While you might not be in a position to start installing solar panels or replacing all the windows in your home, as a renter there are still many affordable, achievable changes you can make to use less energy.
To note: You may want to check with your landlord before implementing some of the ideas on this list.
1. Plug the gaps
The cost of heating your home makes up, on average, 62 percent of your annual home energy bill. Make sure your home is airtight to keep the outside cold truly outside: Caulk and weatherstrip your doors and windows; check around your dryer vent and kitchen exhaust pipe for air leaks; and fill gaps in your insulation with foam sealant.

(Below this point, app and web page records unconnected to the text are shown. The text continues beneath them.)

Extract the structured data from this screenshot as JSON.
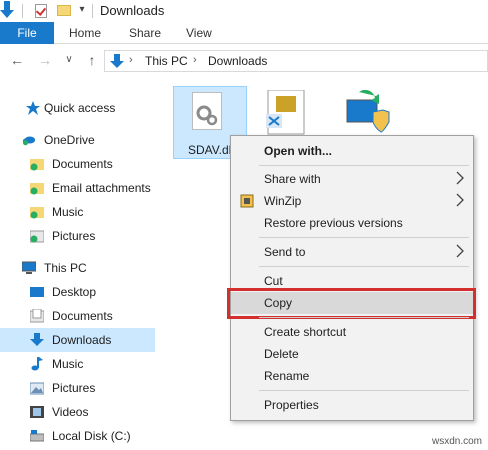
{
  "window": {
    "title": "Downloads"
  },
  "ribbon": {
    "tabs": [
      "File",
      "Home",
      "Share",
      "View"
    ]
  },
  "address": {
    "crumbs": [
      "This PC",
      "Downloads"
    ]
  },
  "sidebar": {
    "items": [
      {
        "label": "Quick access"
      },
      {
        "label": "OneDrive"
      },
      {
        "label": "Documents"
      },
      {
        "label": "Email attachments"
      },
      {
        "label": "Music"
      },
      {
        "label": "Pictures"
      },
      {
        "label": "This PC"
      },
      {
        "label": "Desktop"
      },
      {
        "label": "Documents"
      },
      {
        "label": "Downloads"
      },
      {
        "label": "Music"
      },
      {
        "label": "Pictures"
      },
      {
        "label": "Videos"
      },
      {
        "label": "Local Disk (C:)"
      }
    ]
  },
  "files": {
    "selected_name": "SDAV.dll"
  },
  "context_menu": {
    "items": [
      {
        "label": "Open with..."
      },
      {
        "label": "Share with"
      },
      {
        "label": "WinZip"
      },
      {
        "label": "Restore previous versions"
      },
      {
        "label": "Send to"
      },
      {
        "label": "Cut"
      },
      {
        "label": "Copy"
      },
      {
        "label": "Create shortcut"
      },
      {
        "label": "Delete"
      },
      {
        "label": "Rename"
      },
      {
        "label": "Properties"
      }
    ]
  },
  "watermark": "wsxdn.com",
  "colors": {
    "accent": "#1979ca",
    "selection": "#cce8ff",
    "highlight_border": "#d32f2f"
  }
}
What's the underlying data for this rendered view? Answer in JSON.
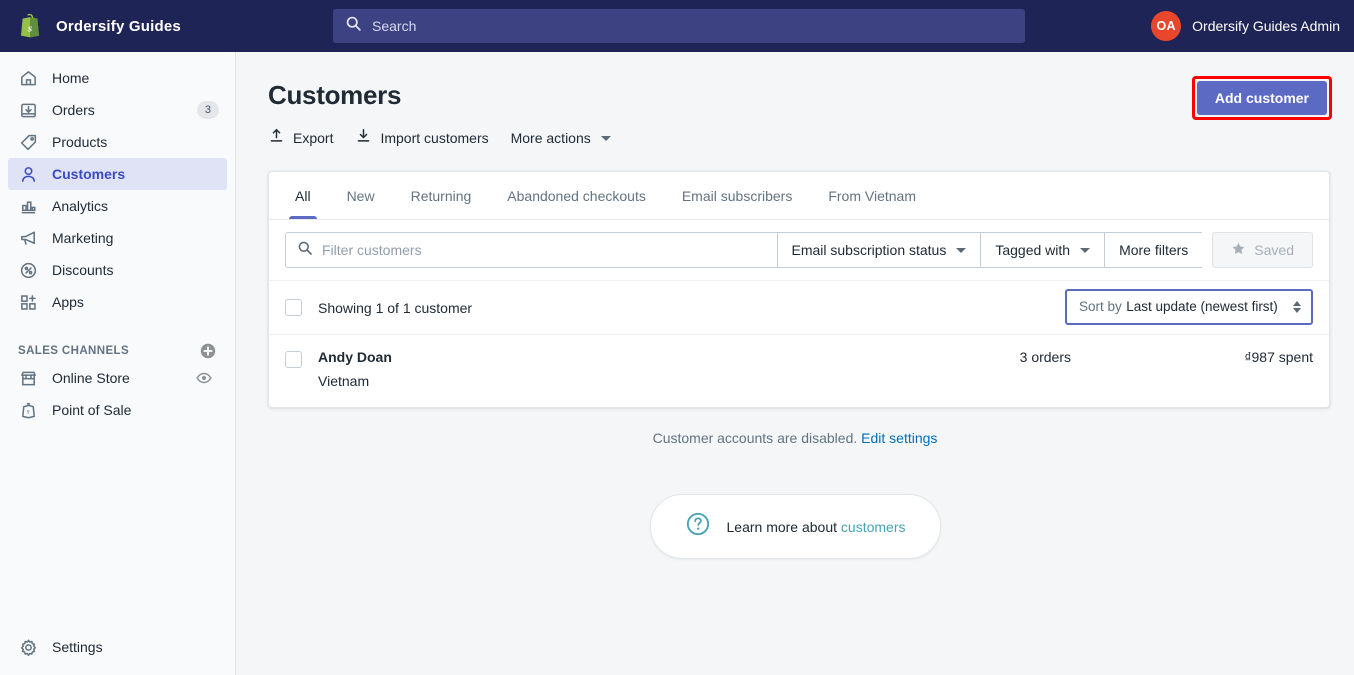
{
  "topbar": {
    "brand_name": "Ordersify Guides",
    "brand_icon": "shopify-bag-icon",
    "search": {
      "icon": "search-icon",
      "placeholder": "Search",
      "value": ""
    },
    "user": {
      "initials": "OA",
      "name": "Ordersify Guides Admin",
      "avatar_color": "#e8472b"
    }
  },
  "sidebar": {
    "items": [
      {
        "label": "Home",
        "icon": "home-icon",
        "badge": "",
        "active": false
      },
      {
        "label": "Orders",
        "icon": "orders-inbox-icon",
        "badge": "3",
        "active": false
      },
      {
        "label": "Products",
        "icon": "products-tag-icon",
        "badge": "",
        "active": false
      },
      {
        "label": "Customers",
        "icon": "customers-person-icon",
        "badge": "",
        "active": true
      },
      {
        "label": "Analytics",
        "icon": "analytics-bars-icon",
        "badge": "",
        "active": false
      },
      {
        "label": "Marketing",
        "icon": "marketing-megaphone-icon",
        "badge": "",
        "active": false
      },
      {
        "label": "Discounts",
        "icon": "discounts-percent-icon",
        "badge": "",
        "active": false
      },
      {
        "label": "Apps",
        "icon": "apps-grid-icon",
        "badge": "",
        "active": false
      }
    ],
    "sales_channels": {
      "title": "SALES CHANNELS",
      "add_icon": "plus-circle-icon",
      "items": [
        {
          "label": "Online Store",
          "icon": "online-store-icon",
          "trailing_icon": "eye-icon"
        },
        {
          "label": "Point of Sale",
          "icon": "point-of-sale-icon",
          "trailing_icon": ""
        }
      ]
    },
    "settings": {
      "label": "Settings",
      "icon": "gear-icon"
    }
  },
  "page": {
    "title": "Customers",
    "actions": [
      {
        "label": "Export",
        "icon": "export-upload-icon"
      },
      {
        "label": "Import customers",
        "icon": "import-download-icon"
      },
      {
        "label": "More actions",
        "icon": "chevron-down-icon"
      }
    ],
    "primary_button": {
      "label": "Add customer",
      "color": "#5c6ac4",
      "highlight_color": "#ff0000"
    }
  },
  "tabs": [
    {
      "label": "All",
      "active": true
    },
    {
      "label": "New",
      "active": false
    },
    {
      "label": "Returning",
      "active": false
    },
    {
      "label": "Abandoned checkouts",
      "active": false
    },
    {
      "label": "Email subscribers",
      "active": false
    },
    {
      "label": "From Vietnam",
      "active": false
    }
  ],
  "filters": {
    "search": {
      "icon": "search-icon",
      "placeholder": "Filter customers",
      "value": ""
    },
    "buttons": [
      {
        "label": "Email subscription status",
        "has_caret": true
      },
      {
        "label": "Tagged with",
        "has_caret": true
      },
      {
        "label": "More filters",
        "has_caret": false
      }
    ],
    "saved": {
      "label": "Saved",
      "icon": "star-icon",
      "disabled": true
    }
  },
  "list": {
    "showing_text": "Showing 1 of 1 customer",
    "sort": {
      "prefix": "Sort by",
      "value": "Last update (newest first)",
      "icon": "stepper-icon"
    },
    "rows": [
      {
        "name": "Andy Doan",
        "location": "Vietnam",
        "orders": "3 orders",
        "spent": "₫987 spent"
      }
    ]
  },
  "footer": {
    "note_text": "Customer accounts are disabled.",
    "note_link": "Edit settings",
    "learn": {
      "icon": "question-circle-icon",
      "text": "Learn more about",
      "link": "customers"
    }
  }
}
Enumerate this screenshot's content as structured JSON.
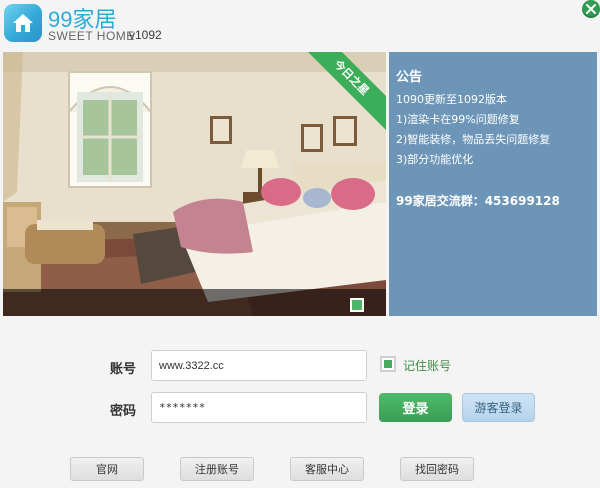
{
  "app": {
    "name": "99家居",
    "subtitle": "SWEET HOME",
    "version": "v1092"
  },
  "banner": {
    "ribbon_label": "今日之星"
  },
  "notice": {
    "title": "公告",
    "lines": [
      "1090更新至1092版本",
      "1)渲染卡在99%问题修复",
      "2)智能装修，物品丢失问题修复",
      "3)部分功能优化"
    ],
    "group": "99家居交流群：453699128"
  },
  "login": {
    "username_label": "账号",
    "username_value": "www.3322.cc",
    "password_label": "密码",
    "password_value": "*******",
    "remember_label": "记住账号",
    "login_button": "登录",
    "guest_button": "游客登录"
  },
  "footer": {
    "links": [
      "官网",
      "注册账号",
      "客服中心",
      "找回密码"
    ]
  },
  "colors": {
    "accent_green": "#3cae5a",
    "notice_bg": "#6c95b7",
    "brand_blue": "#2eaad9"
  }
}
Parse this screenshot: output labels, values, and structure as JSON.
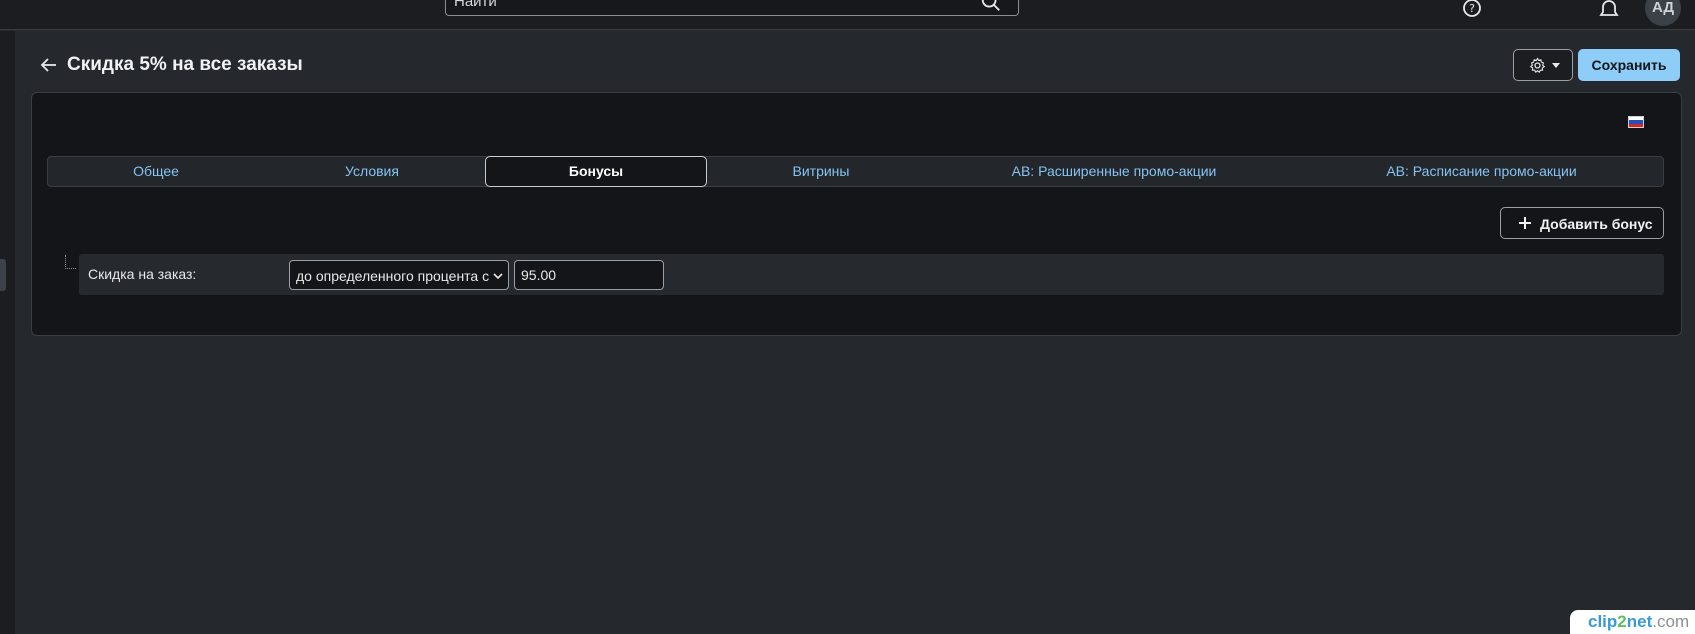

2. Consider your curtains
Thick curtains at your windows can help keep the heat inside during the cold winter months, and in the summer, black-out blinds or curtains can help to shade sunny rooms from the heat of the sun.
3. Get a smarter thermostat
Installing a smart thermostat means you can accurately track your energy usage, and easily adjust its temperature using your smartphone. Most thermostats on the market are designed to be easy-to-install by yourself, and it’s a relatively small and easy modification that you could make to your rental property to improve your home’s energy use.
The more personalized and responsive settings that come with a smart thermostat can decrease your energy bills – the Ecobee brand, for example, estimates it can reduce your electricity bills by 23 percent.
4. Make a 2 degree adjustment
Turn down your thermostat by two degrees in the winter, and turn up your thermostat by two degrees in the summer. Maybe even try three or four degrees each way. If you do it gradually, you may not even notice a difference.
Read our guide for more ideas for energy-efficiency when heating and cooling your home.
5. Look out the ENERGY STAR sticker
If you’re in the market for a new household appliance, keep a look out for ENERGY STAR-certified products. It’s a trustworthy, government-backed program that certifies products that are energy-efficient and cost-saving.
In addition to big household appliances like refrigerators and clothes washers, you can also find ENERGY STAR stickers on smaller items like smart thermostats, light bulbs and lighting fixtures, computers and monitors, TVs, and video equipment.
6. Join the fan club
The cost of running your AC can add up in the hotter months, and fans can help to circulate cool air while reducing the strain on your AC unit. While ceiling fans are ideal for cooling large spaces, standing fans can also circulate air with the added benefit of being easy to move around without having to be installed.
7. Have an LED light bulb moment
Replace incandescent bulbs with compact fluorescent or LED bulbs. While LED light bulbs might be the pricier option at the checkout, the upfront costs will pay off in time: ENERGY STAR-certified bulbs will last at least 15 times longer than incandescent bulbs, and use up to 90 percent less energy.
8. Unplug devices, or plug into power bars
Did you know that devices like TVs, games consoles, and speakers continue to use energy, even when they’re on standby mode? By setting up power strips, you can easily turn off entertainment devices when they’re not in use.
9. Go with a low-flow shower head
A low-flow shower head can reduce your water usage, often by one fifth or more (depending on the model you choose to meet your water pressure preference). There are plenty of low-flow shower heads available for under $100.
10. Flush less water
Old toilets can use up to 30 litres of water with every flush, a lot more than the 6 litres used by newer models. As a renter, installing a low-flow modern toilet might not be on the cards, but there are other ways to reduce the amount of water you flush, from placing a weighted half-gallon plastic jug in the water tank to decrease the amount of water it takes to refill, to replacing the flapper valve or filler valve.
Read our guide for more ways to use less water at home.
11. Air dry your laundry loads
When it’s possible, skip the dryer and use a drying rack or a clothesline. Not only will you save plenty of energy, it’ll help your clothing, sheets, and towels last longer. Plus, you’ll get that fresh line-dried clothes scent.
Your actions can make a difference
Just as there are myriad ways that our homes are contributing to rising global carbon emissions, there are just as many approaches we can take to limit those emissions.
If you adopt these changes into your daily life as you see fit, you won’t just be wistfully wishing for a greener future—you’ll be an active participant in it.
This article is intended as general information only and is not to be relied upon as constituting legal, financial or other professional advice. A professional advisor should be consulted regarding your specific situation. Information presented is believed to be factual and up-to-date but we do not guarantee its accuracy and it should not be regarded as a complete analysis of the subjects discussed. All expressions of opinion reflect the judgment of the authors as of the date of publication and are subject to change. No endorsement of any third parties or their advice, opinions, information, products or services is expressly given or implied by Royal Bank of Canada or any of its affiliates.